Preparing lessons from Hurricane Fiona


Make a plan for every hurricane season

Every year hurricane season starts on May 15, peaks at the end of September, but it really ends in November 30. here are some great pointers on how to prepare your home and family for a hurricane threat.

here's a checklist of personal things to do before and the hurricane season start:

  1. Write down emergency phone numbers and keep them on the refrigerator or near every phone in your house. Program them into your cell phone too.
  2. Prepare an emergency supply kit.
  3. Locate the nearest shelter and different routes you can take to get there from your home.
  4. Pet owners: Pre-identify shelters, a pet-friendly hotel, or an out-of-town friend or relative where you can take your pets in an evacuation.
  5. stock an emergency food and water supply.
  6. Make sure you have emergency medicine supply for a long period of time.
  7. Check and mantain your emergency power sources such as flashlights (don’t forget extra batteries). Lets keep that generator running in perfect condition. Make sure you have extra oil, filters and plenty of gas.
  8. Safety and personal items.
  9. Important documents, including medical documents, wills, passports, and personal identification.
  10. A fire extinguisher. Make sure your family knows where to find it and how to use it!

Keep your Car ready

  1. Fill your car’s gas tank.
  2. Always keep an emergency kit in your car
  3. Move cars and trucks into your garage or under cover

Pets and Family

  1. Go over your emergency plan with your family.
  2. Keep checking for updates about the storm. Watch TV, listen to the radio, or check online.
  3. Call the hospital, public health department, or the police about special needs. If you or a loved one is older or disabled and won’t be able to leave quickly, get advice on what to do.
  4. Put pets and farm animals in a safe place.

Get your home ready

  1. Clear your yard. Make sure there’s nothing that could blow around during the storm and damage your home. Move bikes, lawn furniture, grills, propane tanks, and building material inside or under shelter.
  2. Cover up windows and doors. Use storm shutters or nail pieces of plywood to the outside window frames to protect your windows. Shutters play an important part in protecting your home This can help keep you safe from pieces of shattered glass.
  3. Be ready to turn off your power. If you see flooding, downed power lines, or you have to leave your home, switch your power off.
  4. Fill clean water containers with drinking water. You’ll want to do this in case you lose your water supply during the storm. You can also fill up your sinks and bathtubs with water for washing.
  5. Check your carbon monoxide (CO) detector’s battery to prevent CO poisoning
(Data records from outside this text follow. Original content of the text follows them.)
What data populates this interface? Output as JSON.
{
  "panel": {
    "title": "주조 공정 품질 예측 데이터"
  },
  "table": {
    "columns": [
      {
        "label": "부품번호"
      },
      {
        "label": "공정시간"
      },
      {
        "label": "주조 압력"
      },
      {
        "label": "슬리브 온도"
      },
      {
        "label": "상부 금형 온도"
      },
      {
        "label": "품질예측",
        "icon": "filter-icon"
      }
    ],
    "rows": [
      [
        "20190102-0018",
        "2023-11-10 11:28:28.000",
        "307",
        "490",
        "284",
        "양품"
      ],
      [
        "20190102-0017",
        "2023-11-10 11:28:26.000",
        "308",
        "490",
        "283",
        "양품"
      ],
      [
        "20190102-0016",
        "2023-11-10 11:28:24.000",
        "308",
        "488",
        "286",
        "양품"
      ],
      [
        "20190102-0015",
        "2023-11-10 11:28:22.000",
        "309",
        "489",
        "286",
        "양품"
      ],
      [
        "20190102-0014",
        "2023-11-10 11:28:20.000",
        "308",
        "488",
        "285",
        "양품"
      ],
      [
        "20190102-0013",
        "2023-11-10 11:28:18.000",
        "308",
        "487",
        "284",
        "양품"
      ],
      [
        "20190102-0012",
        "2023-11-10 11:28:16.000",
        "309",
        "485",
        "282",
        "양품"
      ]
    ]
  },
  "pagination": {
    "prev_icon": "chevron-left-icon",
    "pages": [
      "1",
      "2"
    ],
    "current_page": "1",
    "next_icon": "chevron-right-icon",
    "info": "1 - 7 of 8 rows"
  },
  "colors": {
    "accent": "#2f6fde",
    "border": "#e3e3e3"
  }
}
Be ready to evacuate or stay at home.

Always listen to authorities regarding whether you should evacuate or stay at home. If a hurricane is coming, you may hear an order from authorities to evacuate (leave your home). Never ignore an order to evacuate. Even sturdy, well-built houses may not hold up against a hurricane. Staying home to protect your property is not worth risking your health and safety. You may hear an order to stay at home. If driving conditions are dangerous, staying at home might be safer than leaving. If you need to evacuate:

  1. Grab your emergency supply kit and only take what you really need with you (cell phone, chargers, medicines, identification like a passport or license, and cash).
  2. Unplug your appliances. If you have time, turn off the gas, electricity, and water.
  3. Follow the roads that emergency workers recommend even if there’s traffic. Other routes might be blocked or flooded. Never drive through flooded areas—cars and other vehicles can be swept away or may stall in just 6 inches of moving water.
  4. Contact your local emergency management office and ask if they offer accommodations for owners and their pets. Learn more about evacuating with your pet.

If you need to stay home

  1. Keep your emergency supply kit in a place you can easily access.
  2. Listen to the radio or TV for updates on the hurricane.
  3. Stay inside. Even if it looks calm, don’t go outside. Wait until you hear or see an official message that the hurricane is over. Sometimes, weather gets calm in the middle of a storm but then quickly gets bad again.
  4. Stay away from windows—you could get hurt by pieces of broken glass or flying debris during a storm. Stay in a room with no windows, or go inside a closet.
  5. Be ready to leave. If emergency authorities order you to leave or if your home is damaged, you may need to go to a shelter or a neighbor’s house.